In this post I hope to show that using SSH config to manage connections to remote hosts can provide extra flexibility and convenience. This is a tool that not everyone seems to know about, so I want to show why you might consider setting it up.
##A Common Approach: Aliases
Consider a common approach to connecting to a host several times per day – you might define an alias in your
~/.bashrc file to connect to hosts:
alias connect="ssh firstname.lastname@example.org" alias connect_other="ssh email@example.com"
This is certainly an improvement over typing in the full command every time, but now imagine you want to scp from that same host. Your aliases won’t help you here, so you might define another set:
alias getfile="scp firstname.lastname@example.org" alias getfile_other="scp email@example.com"
Unfortunately, for any other command or host you want to use, you have to add all the relevant aliases. This will involve lots of copy-pasting and hard-coding complex sets flags if more involved configurations are needed. This is complicated and makes commands less flexible.
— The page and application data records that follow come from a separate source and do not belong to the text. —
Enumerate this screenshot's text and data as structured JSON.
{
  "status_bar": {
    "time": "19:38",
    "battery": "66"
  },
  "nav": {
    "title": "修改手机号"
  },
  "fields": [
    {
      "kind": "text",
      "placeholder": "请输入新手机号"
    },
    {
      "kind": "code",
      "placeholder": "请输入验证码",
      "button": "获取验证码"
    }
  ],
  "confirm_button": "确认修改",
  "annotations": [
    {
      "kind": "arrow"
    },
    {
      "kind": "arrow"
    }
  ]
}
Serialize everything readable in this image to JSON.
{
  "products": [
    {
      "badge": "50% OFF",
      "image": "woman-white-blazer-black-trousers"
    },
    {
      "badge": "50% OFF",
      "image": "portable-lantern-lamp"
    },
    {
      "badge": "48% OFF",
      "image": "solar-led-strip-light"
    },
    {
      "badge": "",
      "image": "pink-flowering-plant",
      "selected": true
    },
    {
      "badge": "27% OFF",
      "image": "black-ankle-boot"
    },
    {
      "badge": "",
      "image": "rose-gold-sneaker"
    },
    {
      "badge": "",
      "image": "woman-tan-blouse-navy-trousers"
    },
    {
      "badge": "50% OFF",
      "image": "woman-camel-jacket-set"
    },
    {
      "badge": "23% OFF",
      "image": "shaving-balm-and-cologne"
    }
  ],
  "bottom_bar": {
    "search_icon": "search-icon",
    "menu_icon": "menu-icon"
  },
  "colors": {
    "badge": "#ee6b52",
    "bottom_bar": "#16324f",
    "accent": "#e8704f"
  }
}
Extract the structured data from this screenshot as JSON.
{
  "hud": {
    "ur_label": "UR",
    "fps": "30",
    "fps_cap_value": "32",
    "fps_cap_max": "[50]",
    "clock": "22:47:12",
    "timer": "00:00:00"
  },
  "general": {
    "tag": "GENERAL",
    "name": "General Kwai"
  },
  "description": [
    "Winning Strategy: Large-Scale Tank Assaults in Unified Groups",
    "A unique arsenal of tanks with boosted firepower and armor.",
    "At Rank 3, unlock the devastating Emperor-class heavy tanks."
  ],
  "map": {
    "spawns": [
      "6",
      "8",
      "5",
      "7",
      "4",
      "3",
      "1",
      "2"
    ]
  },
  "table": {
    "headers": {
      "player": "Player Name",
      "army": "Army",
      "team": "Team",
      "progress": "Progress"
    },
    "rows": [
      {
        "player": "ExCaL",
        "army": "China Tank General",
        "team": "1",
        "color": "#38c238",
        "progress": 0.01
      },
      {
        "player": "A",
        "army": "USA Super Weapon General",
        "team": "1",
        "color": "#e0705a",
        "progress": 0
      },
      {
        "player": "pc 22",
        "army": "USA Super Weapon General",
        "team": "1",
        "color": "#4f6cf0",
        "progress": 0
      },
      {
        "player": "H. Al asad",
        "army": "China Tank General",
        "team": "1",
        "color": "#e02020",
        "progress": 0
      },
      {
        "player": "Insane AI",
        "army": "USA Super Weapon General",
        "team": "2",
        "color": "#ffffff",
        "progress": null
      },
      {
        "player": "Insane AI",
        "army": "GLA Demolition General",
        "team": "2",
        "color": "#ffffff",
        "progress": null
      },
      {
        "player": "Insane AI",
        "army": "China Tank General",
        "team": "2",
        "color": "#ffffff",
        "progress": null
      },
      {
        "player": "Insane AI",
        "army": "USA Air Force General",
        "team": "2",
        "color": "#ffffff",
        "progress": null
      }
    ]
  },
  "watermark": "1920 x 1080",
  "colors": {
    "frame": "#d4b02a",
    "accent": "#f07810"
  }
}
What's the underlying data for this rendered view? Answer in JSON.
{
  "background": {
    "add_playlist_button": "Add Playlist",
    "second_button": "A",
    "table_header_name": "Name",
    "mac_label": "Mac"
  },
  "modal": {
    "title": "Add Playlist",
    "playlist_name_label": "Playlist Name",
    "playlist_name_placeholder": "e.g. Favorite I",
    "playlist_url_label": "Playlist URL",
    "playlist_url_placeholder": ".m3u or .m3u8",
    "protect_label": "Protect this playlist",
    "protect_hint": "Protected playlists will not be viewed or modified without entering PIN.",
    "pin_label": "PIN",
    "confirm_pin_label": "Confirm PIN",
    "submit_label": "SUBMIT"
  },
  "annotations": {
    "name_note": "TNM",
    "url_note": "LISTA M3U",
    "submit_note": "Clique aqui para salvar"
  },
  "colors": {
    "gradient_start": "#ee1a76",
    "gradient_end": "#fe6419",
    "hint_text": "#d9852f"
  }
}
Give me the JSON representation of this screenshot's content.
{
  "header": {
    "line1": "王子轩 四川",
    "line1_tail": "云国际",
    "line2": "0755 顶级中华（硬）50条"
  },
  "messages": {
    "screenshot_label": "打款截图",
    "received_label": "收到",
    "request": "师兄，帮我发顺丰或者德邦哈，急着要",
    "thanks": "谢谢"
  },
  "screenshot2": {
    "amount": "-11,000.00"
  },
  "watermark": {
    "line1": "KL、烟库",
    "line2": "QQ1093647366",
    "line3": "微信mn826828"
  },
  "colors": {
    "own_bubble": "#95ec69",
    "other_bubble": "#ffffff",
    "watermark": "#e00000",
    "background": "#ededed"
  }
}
##An Elegant Alternative: ~/.ssh/config
The following is an example of what a file located at
~/.ssh/config on your local machine might look like:
Host one HostName host1.mydomain.com User myname Host two HostName host2.mydomain.com User myothername Host three HostName host3.mydomain.com User yetanothername Host four HostName host4.mydomain.com User myname
Now commands like the following automatically work:
ssh one ssh two scp three:/path/*.txt .
Let’s say you want to increase the activity timeout on all hosts. Rather than changing all of your aliases, you can simply add the following to your
Host * ServerAliveInterval 100
Note that for this particular option, you have to
chmod 600 ~/.ssh/config so it is not world-readable.
You can specify what would otherwise be a complex series of flags for inputs like identity files, local redirects, number of retries all within this one file and any command involving one of the hosts will take advantage of these settings. A complete list of options can be found on the relevant man pages.
If you haven’t already, you can combine this with a key-based login rather than typing a password in every time you connect. This is very easy to do with
ssh-keygen (to generate the key) and a tool like
ssh-copy-id. Instructions for doing so in three steps for any host can be found here.